EXERCISE PROMPT. Output every record again so that it matches the original word for word.

Stored items
====================

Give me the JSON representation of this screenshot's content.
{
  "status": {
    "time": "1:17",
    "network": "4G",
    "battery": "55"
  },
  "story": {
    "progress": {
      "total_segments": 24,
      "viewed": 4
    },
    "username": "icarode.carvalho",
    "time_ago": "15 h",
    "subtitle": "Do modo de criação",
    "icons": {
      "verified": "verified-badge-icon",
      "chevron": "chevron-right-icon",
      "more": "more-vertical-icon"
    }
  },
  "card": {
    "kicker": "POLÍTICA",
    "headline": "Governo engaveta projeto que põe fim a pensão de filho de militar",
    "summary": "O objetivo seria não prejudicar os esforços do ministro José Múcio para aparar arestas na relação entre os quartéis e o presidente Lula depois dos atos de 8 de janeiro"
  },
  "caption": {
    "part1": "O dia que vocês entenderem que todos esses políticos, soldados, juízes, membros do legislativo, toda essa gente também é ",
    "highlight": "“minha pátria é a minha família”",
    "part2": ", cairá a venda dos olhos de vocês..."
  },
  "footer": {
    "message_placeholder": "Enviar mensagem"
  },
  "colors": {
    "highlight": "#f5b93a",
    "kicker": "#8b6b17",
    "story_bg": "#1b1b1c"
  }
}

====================

ANSWER TO THIS EXERCISE.
Give me the JSON representation of this screenshot's content.
{
  "status": {
    "time": "1:17",
    "network": "4G",
    "battery": "55"
  },
  "story": {
    "progress": {
      "total_segments": 24,
      "viewed": 4
    },
    "username": "icarode.carvalho",
    "time_ago": "15 h",
    "subtitle": "Do modo de criação",
    "icons": {
      "verified": "verified-badge-icon",
      "chevron": "chevron-right-icon",
      "more": "more-vertical-icon"
    }
  },
  "card": {
    "kicker": "POLÍTICA",
    "headline": "Governo engaveta projeto que põe fim a pensão de filho de militar",
    "summary": "O objetivo seria não prejudicar os esforços do ministro José Múcio para aparar arestas na relação entre os quartéis e o presidente Lula depois dos atos de 8 de janeiro"
  },
  "caption": {
    "part1": "O dia que vocês entenderem que todos esses políticos, soldados, juízes, membros do legislativo, toda essa gente também é ",
    "highlight": "“minha pátria é a minha família”",
    "part2": ", cairá a venda dos olhos de vocês..."
  },
  "footer": {
    "message_placeholder": "Enviar mensagem"
  },
  "colors": {
    "highlight": "#f5b93a",
    "kicker": "#8b6b17",
    "story_bg": "#1b1b1c"
  }
}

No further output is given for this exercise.